LOG IN! REGISTER!
SEARCH
 
RSS
Logo IMG
HOME > My Amsci > Restricted Access

Protecting Ourselves from Shellfish Poisoning



Restricted Access The content you've requested is available without charge only to active Sigma Xi members and American Scientist subscribers.


If you are an active member or an individual subscriber, please log in now in order to access this article.

If you are not a member or individual subscriber, you can:



Abstract:

Figure 14. Do some entrenched cultural mores...Click to Enlarge Image

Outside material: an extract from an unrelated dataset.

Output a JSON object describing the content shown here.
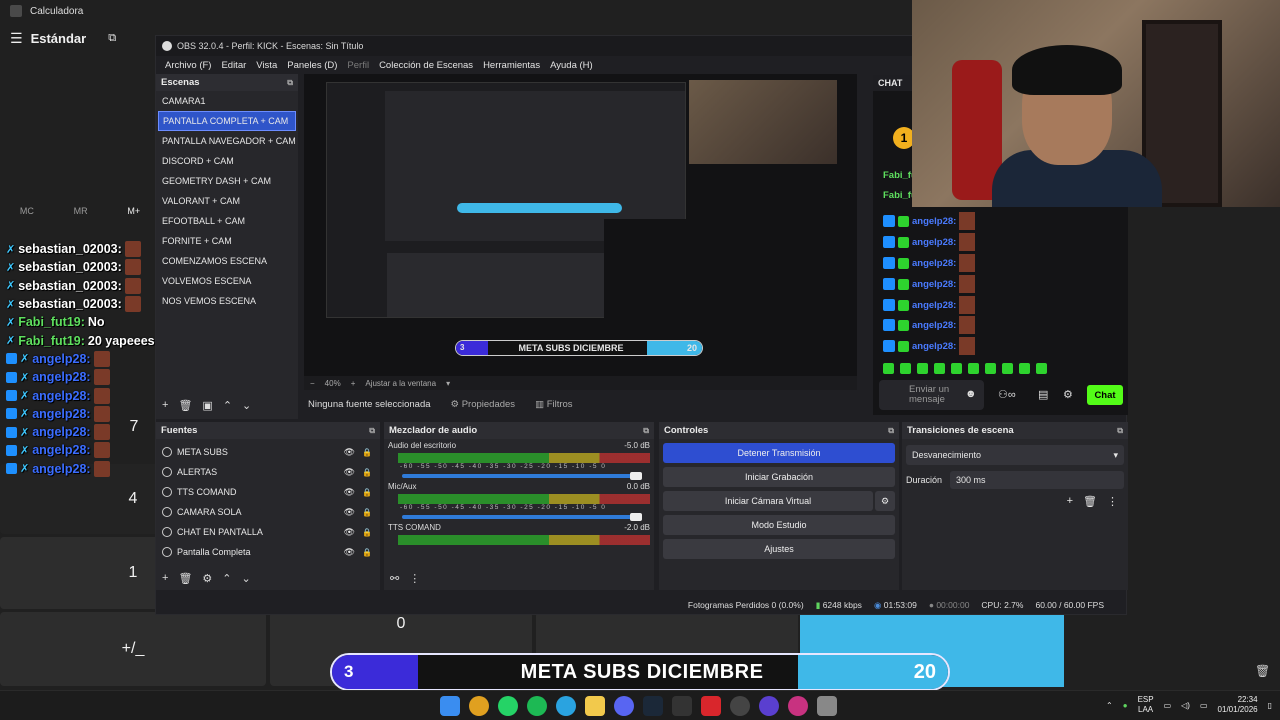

In July 1927, the city of San Francisco was gripped by alarm as people began dying after eating mussels gathered on the beach. Within a few years, scientists had identified the cause, a dangerous algal toxin called saxitoxin. Many deaths from algal hazards have been prevented in recent decades by careful monitoring, consumer education and strategic fisheries closings. New research has elucidated the movement of algal toxins through food webs and implicated them in marine mammal strandings; furthermore, archaeological evidence suggests they have been a hazard since ancient times. Protection against algal toxins, a facet of many maritime cultures, is the aim of new technology being deployed along the California coast.


Subscribe to American Scientist